The thought had arrived in my head a few days earlier, and I couldn’t shake it.
“I’m worried that I’m going to eat my own teeth,” I said.
“That’s why you dragged me out here?” said Valentina.
“It’s not so unpleasant.”
I gestured at our surroundings: wet leaves pressed against plastic chairs, warm holiday lights on the patio, waiters ambling by with spiked cider. But Valentina was too tired to care, and anyway I was thinking about my mouth.
It simply didn’t make sense. What mechanism was preventing me from sticking out my bottom teeth, raising them half an inch, and then yanking them back as hard as I could? Unlike my heartbeat and breathing, which existed outside the scope of my shambolic willpower, my teeth required constant vigilance. Once I realized that, I couldn’t understand how I had kept them for so long.
“You’re not trying to date me, are you?” said Valentina.
“Because I have a baby.”
“A very pleasant baby! I wouldn’t date anyone who makes pleasant babies.”
She gave me a wary look, but it was a playful look too, since she knew I was telling the truth. At one time, I had thought of Valentina non-stop. I had filled future calendar dates with her name. She was from Verona, Italy, the home of Romeo and Juliet, and had moved to the States in her teens. Her accent lingered, though. It was arpeggiated, wonderfully acrobatic. Wherever she went, her words brought music. She basked in the attention of others. She basked in the sunlight. It was like the word bask had been invented for her particular use.
But that was long ago, we were friends now, and her smooth face, which had once made my body contort out of longing, brought me some peace.
“When did this tooth thing begin?” Valentina said.
“I’m not sure.”
“Are you taking any new drugs?”
“Just the ordinary ones.”
“Does anything help calm you?”
Activity helped, I told her. The idea that I would bite my own teeth off in public — while eating blistered tomatoes with an Italian woman at my side — sounded implausible. However, when I was alone in bed, I didn’t feel like I could stop myself. The only strategy I had in place was to stuff a pillow in my mouth as I drifted off.
“How horrible,” said Valentina. “So you’re really worried.”
“Maybe I just need to worry about it more,” I said, “until I burn through the worry.”
Valentina grimaced. Her baby was teething at the time, a coincidence that may have made her more sympathetic. She gave me a long hug after dinner.
That autumn, Valentina called me regularly, asking me how I was doing and where my thoughts were leading me. We met for coffee once a week. She invited me to Thanksgiving with her family and sent me a Christmas present, although I spent the countdown to New Year’s alone — fearing that the sequence 10, 9, 8… would end with my mouth full of blood.
How can I get rid of this? I wrote in my journal. Will I always think these thoughts? How many teeth will I have this time next year? In the same journal — a thousand pages back, though I didn’t dare look — I had expressed a similar anxiety about Valentina. Will she ever love me? Will I ever get over her? Why can’t I focus? Why can’t I sleep? How can I cure myself?
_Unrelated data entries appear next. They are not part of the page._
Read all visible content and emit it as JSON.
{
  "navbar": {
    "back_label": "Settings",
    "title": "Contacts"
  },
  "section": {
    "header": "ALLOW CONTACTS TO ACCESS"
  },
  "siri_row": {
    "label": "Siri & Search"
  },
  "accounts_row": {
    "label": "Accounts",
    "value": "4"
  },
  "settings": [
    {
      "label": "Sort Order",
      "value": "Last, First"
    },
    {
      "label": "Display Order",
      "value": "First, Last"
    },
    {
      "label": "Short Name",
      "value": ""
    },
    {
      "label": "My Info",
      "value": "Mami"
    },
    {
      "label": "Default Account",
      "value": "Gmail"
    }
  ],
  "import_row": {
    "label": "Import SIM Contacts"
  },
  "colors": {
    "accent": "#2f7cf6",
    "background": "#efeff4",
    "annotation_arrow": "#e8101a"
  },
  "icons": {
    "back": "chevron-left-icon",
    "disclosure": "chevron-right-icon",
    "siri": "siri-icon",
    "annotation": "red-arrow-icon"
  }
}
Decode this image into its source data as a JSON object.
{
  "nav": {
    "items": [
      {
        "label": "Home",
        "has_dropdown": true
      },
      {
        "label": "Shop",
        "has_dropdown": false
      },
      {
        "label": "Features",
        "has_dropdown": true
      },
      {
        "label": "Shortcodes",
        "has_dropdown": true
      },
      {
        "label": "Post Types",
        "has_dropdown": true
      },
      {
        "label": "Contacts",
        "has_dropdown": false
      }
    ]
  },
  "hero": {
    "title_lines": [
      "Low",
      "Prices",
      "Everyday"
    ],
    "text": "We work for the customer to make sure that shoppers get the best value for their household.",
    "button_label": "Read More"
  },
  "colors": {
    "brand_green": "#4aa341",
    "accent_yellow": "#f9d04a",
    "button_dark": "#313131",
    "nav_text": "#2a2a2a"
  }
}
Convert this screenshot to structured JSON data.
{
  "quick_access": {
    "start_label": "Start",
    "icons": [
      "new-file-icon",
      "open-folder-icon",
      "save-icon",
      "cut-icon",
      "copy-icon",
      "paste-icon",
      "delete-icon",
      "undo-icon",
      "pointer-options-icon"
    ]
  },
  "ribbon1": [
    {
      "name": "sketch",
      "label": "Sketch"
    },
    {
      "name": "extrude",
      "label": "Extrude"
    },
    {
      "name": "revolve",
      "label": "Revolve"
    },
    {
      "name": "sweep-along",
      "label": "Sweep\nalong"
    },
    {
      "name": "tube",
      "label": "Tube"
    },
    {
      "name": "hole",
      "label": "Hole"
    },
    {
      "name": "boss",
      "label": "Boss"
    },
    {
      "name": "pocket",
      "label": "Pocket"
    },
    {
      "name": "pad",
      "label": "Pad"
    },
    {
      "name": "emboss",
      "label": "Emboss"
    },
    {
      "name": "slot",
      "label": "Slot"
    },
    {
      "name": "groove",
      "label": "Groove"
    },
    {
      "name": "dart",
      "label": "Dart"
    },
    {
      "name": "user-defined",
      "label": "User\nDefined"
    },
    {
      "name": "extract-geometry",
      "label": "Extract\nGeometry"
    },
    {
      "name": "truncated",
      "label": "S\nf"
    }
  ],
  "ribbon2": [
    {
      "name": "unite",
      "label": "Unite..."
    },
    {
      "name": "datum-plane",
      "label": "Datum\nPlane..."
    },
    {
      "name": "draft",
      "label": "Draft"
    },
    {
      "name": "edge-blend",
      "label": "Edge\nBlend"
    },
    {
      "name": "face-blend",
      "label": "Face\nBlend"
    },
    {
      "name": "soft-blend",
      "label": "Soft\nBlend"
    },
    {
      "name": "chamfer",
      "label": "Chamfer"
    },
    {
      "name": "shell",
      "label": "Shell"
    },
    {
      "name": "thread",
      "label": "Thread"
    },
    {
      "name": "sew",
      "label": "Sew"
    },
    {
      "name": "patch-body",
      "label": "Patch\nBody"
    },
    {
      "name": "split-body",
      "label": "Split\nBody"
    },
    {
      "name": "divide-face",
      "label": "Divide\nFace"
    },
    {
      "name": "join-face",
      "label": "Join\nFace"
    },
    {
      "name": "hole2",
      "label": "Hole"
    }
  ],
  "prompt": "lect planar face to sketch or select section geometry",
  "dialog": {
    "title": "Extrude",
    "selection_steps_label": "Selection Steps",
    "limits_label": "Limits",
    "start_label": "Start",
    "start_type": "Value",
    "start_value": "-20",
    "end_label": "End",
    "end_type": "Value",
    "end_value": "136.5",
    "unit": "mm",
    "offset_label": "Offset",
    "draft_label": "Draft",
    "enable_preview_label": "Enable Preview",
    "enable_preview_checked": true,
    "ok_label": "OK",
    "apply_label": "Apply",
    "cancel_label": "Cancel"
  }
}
But of course there was no cure. My tooth paranoia disappeared just as my lovesickness had. It slipped out the back door without telling anyone, and I only realized several months later, at a dentist’s appointment, that it was gone.
“You’re an easy patient!” the hygienist said, as he scraped my enamel.
“Be as rough as you like,” I told him.
David Yourdon was born in New York City and now lives in Eastern Ontario. He has completed a novel that he’d love for you to read.. His work has appeared or is forthcoming in the Los Angeles Review of Books, HAD, and The Oxonian Review, and he posts flash fiction on his Substack, What Will It Be Like.
image: MM Kaufman